Due to the restrictions caused by the COVID-19 pandemic, this is “a most unusual General Assembly,” said Paul Baxley, executive coordinator of the Fellowship. He spoke via video link from Johns Creek Baptist Church in Alpharetta, Ga. He addressed an empty room, while those who normally would have gathered in Atlanta this year watched from computer screens in their homes and workplaces across the country.
This year’s General Assembly will be shaped not only by COVID-19 but also by the demands on Christians to address racial justice in America, added CBF Moderator Kyle Reese of Jacksonville, Fla. He noted the work CBF and its congregations have been doing for years prior and declared: “It is time for these seeds to come to full flower so we can proclaim the good news of Jesus Christ that includes everyone.”
CBF churches and Christians, he said, must “step up in this moment and faithfully proclaim the God of justice and love.”
Emmanuel McCall, a pioneer among Southern Baptists and CBF Baptists in the work of race relations, gave the opening address of the assembly. Baxley introduced him as “a courageous and respected leader in Baptist circles.” Baxley also urged the CBF community to “set a new table here for the love and service of God” because “the Holy Spirit is calling us as cooperative Baptists to do more than just speak the language of racial justice.”
Last week, on Juneteenth, CBF launched the Emmanuel McCall Racial Equity Fund to support “the current and long-term racial justice and inclusion work of the Fellowship.” A $400,000 goal was announced for 2020.
McCall is pastor emeritus of First Baptist Church of East Point, Ga. Earlier, he served on the national staff of the Southern Baptist Home Mission Board and then became an early leader in the CBF movement. He recently has taught at Mercer University’s McAfee School of Theology and currently serves on the CBF Governing Board.
In his address, McCall urged all Christians to live out the calling of 2 Corinthians 5 to be “ambassadors for Christ.”

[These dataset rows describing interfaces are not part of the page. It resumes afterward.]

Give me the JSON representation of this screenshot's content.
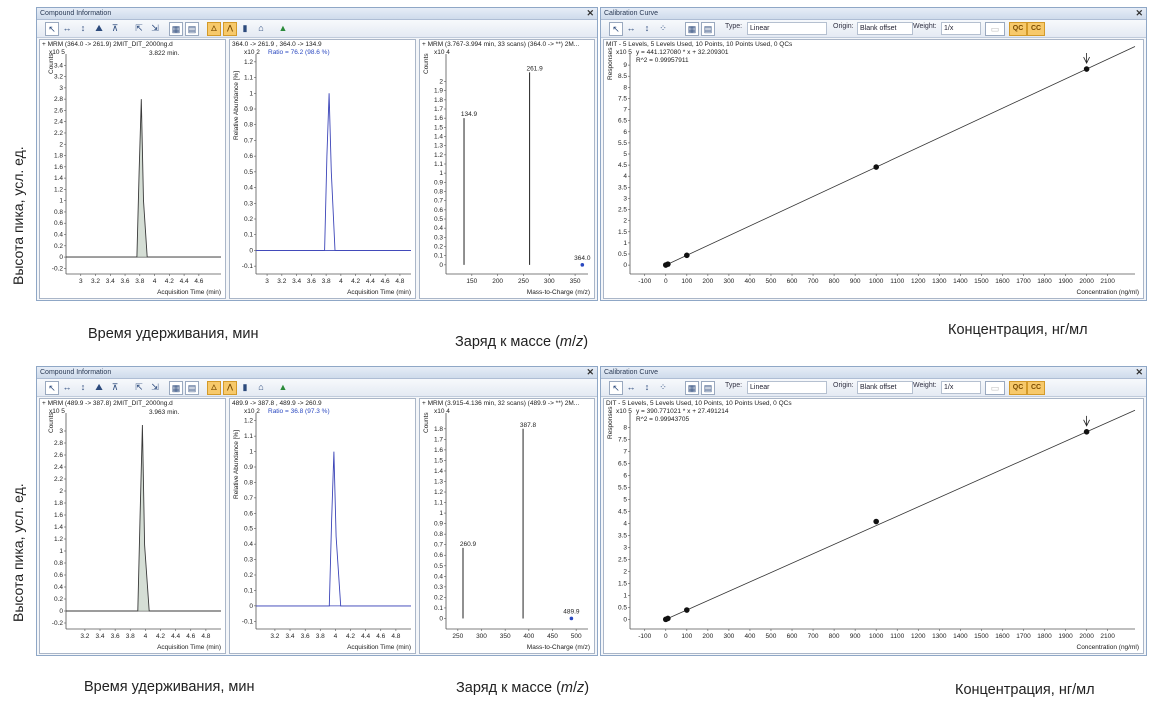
{
  "y_axis_caption": "Высота пика, усл. ед.",
  "rows": [
    {
      "compound_window_title": "Compound Information",
      "calibration_window_title": "Calibration Curve",
      "chrom": {
        "header": "+ MRM (364.0 -> 261.9) 2MIT_DIT_2000ng.d",
        "scale": "x10 5",
        "yunit": "Counts",
        "peak_label": "3.822 min.",
        "xaxis_title": "Acquisition Time (min)"
      },
      "qual": {
        "header": "364.0 -> 261.9 , 364.0 -> 134.9",
        "scale": "x10 2",
        "ratio": "Ratio = 76.2 (98.6 %)",
        "yunit": "Relative Abundance [%]",
        "xaxis_title": "Acquisition Time (min)"
      },
      "ms": {
        "header": "+ MRM (3.767-3.994 min, 33 scans) (364.0 -> **) 2M...",
        "scale": "x10 4",
        "yunit": "Counts",
        "peak_labels": [
          "134.9",
          "261.9",
          "364.0"
        ],
        "xaxis_title": "Mass-to-Charge (m/z)"
      },
      "cal": {
        "header": "MIT - 5 Levels, 5 Levels Used, 10 Points, 10 Points Used, 0 QCs",
        "scale": "x10 5",
        "equation": "y = 441.127080 * x + 32.209301",
        "r2": "R^2 = 0.99957911",
        "yunit": "Responses",
        "xaxis_title": "Concentration (ng/ml)"
      },
      "captions": {
        "time": "Время удерживания, мин",
        "mass_prefix": "Заряд к массе (",
        "mass_m": "m",
        "mass_sep": "/",
        "mass_z": "z",
        "mass_suffix": ")",
        "conc": "Концентрация, нг/мл"
      }
    },
    {
      "compound_window_title": "Compound Information",
      "calibration_window_title": "Calibration Curve",
      "chrom": {
        "header": "+ MRM (489.9 -> 387.8) 2MIT_DIT_2000ng.d",
        "scale": "x10 5",
        "yunit": "Counts",
        "peak_label": "3.963 min.",
        "xaxis_title": "Acquisition Time (min)"
      },
      "qual": {
        "header": "489.9 -> 387.8 , 489.9 -> 260.9",
        "scale": "x10 2",
        "ratio": "Ratio = 36.8 (97.3 %)",
        "yunit": "Relative Abundance [%]",
        "xaxis_title": "Acquisition Time (min)"
      },
      "ms": {
        "header": "+ MRM (3.915-4.136 min, 32 scans) (489.9 -> **) 2M...",
        "scale": "x10 4",
        "yunit": "Counts",
        "peak_labels": [
          "260.9",
          "387.8",
          "489.9"
        ],
        "xaxis_title": "Mass-to-Charge (m/z)"
      },
      "cal": {
        "header": "DIT - 5 Levels, 5 Levels Used, 10 Points, 10 Points Used, 0 QCs",
        "scale": "x10 5",
        "equation": "y = 390.771021 * x + 27.491214",
        "r2": "R^2 = 0.99943705",
        "yunit": "Responses",
        "xaxis_title": "Concentration (ng/ml)"
      },
      "captions": {
        "time": "Время удерживания, мин",
        "mass_prefix": "Заряд к массе (",
        "mass_m": "m",
        "mass_sep": "/",
        "mass_z": "z",
        "mass_suffix": ")",
        "conc": "Концентрация, нг/мл"
      }
    }
  ],
  "toolbar": {
    "type_label": "Type:",
    "type_value": "Linear",
    "origin_label": "Origin:",
    "origin_value": "Blank offset",
    "weight_label": "Weight:",
    "weight_value": "1/x",
    "qc_label": "QC",
    "cc_label": "CC",
    "icons": [
      "cursor-icon",
      "pan-horizontal-icon",
      "pan-vertical-icon",
      "peak-icon",
      "baseline-icon",
      "zoom-icon",
      "overlay-icon",
      "table-icon",
      "export-icon",
      "integrate-icon",
      "qualifier-icon",
      "bar-chart-icon",
      "spectrum-icon",
      "arrow-up-icon"
    ]
  },
  "chart_data": [
    {
      "type": "line",
      "title": "+ MRM (364.0 -> 261.9) 2MIT_DIT_2000ng.d",
      "xlabel": "Acquisition Time (min)",
      "ylabel": "Counts",
      "ylim": [
        -0.3,
        3.6
      ],
      "xlim": [
        2.8,
        4.9
      ],
      "yticks": [
        "-0.2",
        "0",
        "0.2",
        "0.4",
        "0.6",
        "0.8",
        "1",
        "1.2",
        "1.4",
        "1.6",
        "1.8",
        "2",
        "2.2",
        "2.4",
        "2.6",
        "2.8",
        "3",
        "3.2",
        "3.4"
      ],
      "xticks": [
        "3",
        "3.2",
        "3.4",
        "3.6",
        "3.8",
        "4",
        "4.2",
        "4.4",
        "4.6"
      ],
      "series": [
        {
          "name": "364.0 -> 261.9",
          "x": [
            2.8,
            3.76,
            3.79,
            3.82,
            3.85,
            3.9,
            4.9
          ],
          "y": [
            0,
            0,
            1.5,
            2.8,
            1.0,
            0,
            0
          ]
        }
      ]
    },
    {
      "type": "line",
      "title": "364.0 -> 261.9 , 364.0 -> 134.9",
      "xlabel": "Acquisition Time (min)",
      "ylabel": "Relative Abundance [%]",
      "ylim": [
        -0.15,
        1.25
      ],
      "xlim": [
        2.85,
        4.95
      ],
      "yticks": [
        "-0.1",
        "0",
        "0.1",
        "0.2",
        "0.3",
        "0.4",
        "0.5",
        "0.6",
        "0.7",
        "0.8",
        "0.9",
        "1",
        "1.1",
        "1.2"
      ],
      "xticks": [
        "3",
        "3.2",
        "3.4",
        "3.6",
        "3.8",
        "4",
        "4.2",
        "4.4",
        "4.6",
        "4.8"
      ],
      "series": [
        {
          "name": "364.0 -> 134.9",
          "x": [
            2.85,
            3.78,
            3.81,
            3.84,
            3.87,
            3.92,
            4.95
          ],
          "y": [
            0,
            0,
            0.6,
            1.0,
            0.5,
            0,
            0
          ]
        }
      ]
    },
    {
      "type": "bar",
      "title": "+ MRM (3.767-3.994 min, 33 scans) (364.0 -> **) 2M...",
      "xlabel": "Mass-to-Charge (m/z)",
      "ylabel": "Counts",
      "ylim": [
        -0.1,
        2.3
      ],
      "xlim": [
        100,
        375
      ],
      "yticks": [
        "0",
        "0.1",
        "0.2",
        "0.3",
        "0.4",
        "0.5",
        "0.6",
        "0.7",
        "0.8",
        "0.9",
        "1",
        "1.1",
        "1.2",
        "1.3",
        "1.4",
        "1.5",
        "1.6",
        "1.7",
        "1.8",
        "1.9",
        "2"
      ],
      "xticks": [
        "150",
        "200",
        "250",
        "300",
        "350"
      ],
      "x": [
        134.9,
        261.9,
        364.0
      ],
      "values": [
        1.6,
        2.1,
        0.0
      ]
    },
    {
      "type": "scatter",
      "title": "MIT - 5 Levels, 5 Levels Used, 10 Points, 10 Points Used, 0 QCs",
      "xlabel": "Concentration (ng/ml)",
      "ylabel": "Responses",
      "ylim": [
        -0.4,
        9.5
      ],
      "xlim": [
        -170,
        2230
      ],
      "yticks": [
        "-0.5",
        "0",
        "0.5",
        "1",
        "1.5",
        "2",
        "2.5",
        "3",
        "3.5",
        "4",
        "4.5",
        "5",
        "5.5",
        "6",
        "6.5",
        "7",
        "7.5",
        "8",
        "8.5",
        "9"
      ],
      "xticks": [
        "-100",
        "0",
        "100",
        "200",
        "300",
        "400",
        "500",
        "600",
        "700",
        "800",
        "900",
        "1000",
        "1100",
        "1200",
        "1300",
        "1400",
        "1500",
        "1600",
        "1700",
        "1800",
        "1900",
        "2000",
        "2100"
      ],
      "x": [
        0,
        10,
        100,
        1000,
        2000
      ],
      "y": [
        0.0032,
        0.0447,
        0.4414,
        4.4116,
        8.8228
      ],
      "fit": {
        "slope": 441.12708,
        "intercept": 32.209301
      }
    },
    {
      "type": "line",
      "title": "+ MRM (489.9 -> 387.8) 2MIT_DIT_2000ng.d",
      "xlabel": "Acquisition Time (min)",
      "ylabel": "Counts",
      "ylim": [
        -0.3,
        3.3
      ],
      "xlim": [
        2.95,
        5.0
      ],
      "yticks": [
        "-0.2",
        "0",
        "0.2",
        "0.4",
        "0.6",
        "0.8",
        "1",
        "1.2",
        "1.4",
        "1.6",
        "1.8",
        "2",
        "2.2",
        "2.4",
        "2.6",
        "2.8",
        "3"
      ],
      "xticks": [
        "3.2",
        "3.4",
        "3.6",
        "3.8",
        "4",
        "4.2",
        "4.4",
        "4.6",
        "4.8"
      ],
      "series": [
        {
          "name": "489.9 -> 387.8",
          "x": [
            2.95,
            3.9,
            3.93,
            3.96,
            3.99,
            4.05,
            5.0
          ],
          "y": [
            0,
            0,
            1.6,
            3.1,
            1.1,
            0,
            0
          ]
        }
      ]
    },
    {
      "type": "line",
      "title": "489.9 -> 387.8 , 489.9 -> 260.9",
      "xlabel": "Acquisition Time (min)",
      "ylabel": "Relative Abundance [%]",
      "ylim": [
        -0.15,
        1.25
      ],
      "xlim": [
        2.95,
        5.0
      ],
      "yticks": [
        "-0.1",
        "0",
        "0.1",
        "0.2",
        "0.3",
        "0.4",
        "0.5",
        "0.6",
        "0.7",
        "0.8",
        "0.9",
        "1",
        "1.1",
        "1.2"
      ],
      "xticks": [
        "3.2",
        "3.4",
        "3.6",
        "3.8",
        "4",
        "4.2",
        "4.4",
        "4.6",
        "4.8"
      ],
      "series": [
        {
          "name": "489.9 -> 260.9",
          "x": [
            2.95,
            3.92,
            3.95,
            3.98,
            4.01,
            4.07,
            5.0
          ],
          "y": [
            0,
            0,
            0.55,
            1.0,
            0.45,
            0,
            0
          ]
        }
      ]
    },
    {
      "type": "bar",
      "title": "+ MRM (3.915-4.136 min, 32 scans) (489.9 -> **) 2M...",
      "xlabel": "Mass-to-Charge (m/z)",
      "ylabel": "Counts",
      "ylim": [
        -0.1,
        1.95
      ],
      "xlim": [
        225,
        525
      ],
      "yticks": [
        "0",
        "0.1",
        "0.2",
        "0.3",
        "0.4",
        "0.5",
        "0.6",
        "0.7",
        "0.8",
        "0.9",
        "1",
        "1.1",
        "1.2",
        "1.3",
        "1.4",
        "1.5",
        "1.6",
        "1.7",
        "1.8"
      ],
      "xticks": [
        "250",
        "300",
        "350",
        "400",
        "450",
        "500"
      ],
      "x": [
        260.9,
        387.8,
        489.9
      ],
      "values": [
        0.67,
        1.8,
        0.0
      ]
    },
    {
      "type": "scatter",
      "title": "DIT - 5 Levels, 5 Levels Used, 10 Points, 10 Points Used, 0 QCs",
      "xlabel": "Concentration (ng/ml)",
      "ylabel": "Responses",
      "ylim": [
        -0.4,
        8.6
      ],
      "xlim": [
        -170,
        2230
      ],
      "yticks": [
        "-0.5",
        "0",
        "0.5",
        "1",
        "1.5",
        "2",
        "2.5",
        "3",
        "3.5",
        "4",
        "4.5",
        "5",
        "5.5",
        "6",
        "6.5",
        "7",
        "7.5",
        "8"
      ],
      "xticks": [
        "-100",
        "0",
        "100",
        "200",
        "300",
        "400",
        "500",
        "600",
        "700",
        "800",
        "900",
        "1000",
        "1100",
        "1200",
        "1300",
        "1400",
        "1500",
        "1600",
        "1700",
        "1800",
        "1900",
        "2000",
        "2100"
      ],
      "x": [
        0,
        10,
        100,
        1000,
        2000
      ],
      "y": [
        0.0027,
        0.0394,
        0.391,
        4.0781,
        7.8157
      ],
      "fit": {
        "slope": 390.771021,
        "intercept": 27.491214
      }
    }
  ]
}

“One does not need a religious title to do God’s work,” he said. “All who proclaim Christ as Lord are servants of God. … We are all God’s representatives, God’s ambassadors.”
Ambassadors, he said, are selected and not self-appointed. They also are responsible to the one who sent them and must not be sidetracked by other interests beyond their calling.
“God will use any of us willing to let God use us,” McCall insisted. “There is no talent we have that is not given and that God cannot use. Good ambassadors are resourceful, they see the needs around them and apply the skills God has given.”
Even in a time of global pandemic, the work of God’s ambassadors goes on, he said. “The gospel of Jesus Christ is being preached wherever people are, not just in what is called a church building.”
He closed with the words of an old Spiritual, urging Christians to persevere even in these difficult times: “Walk together children, don’t you get weary.”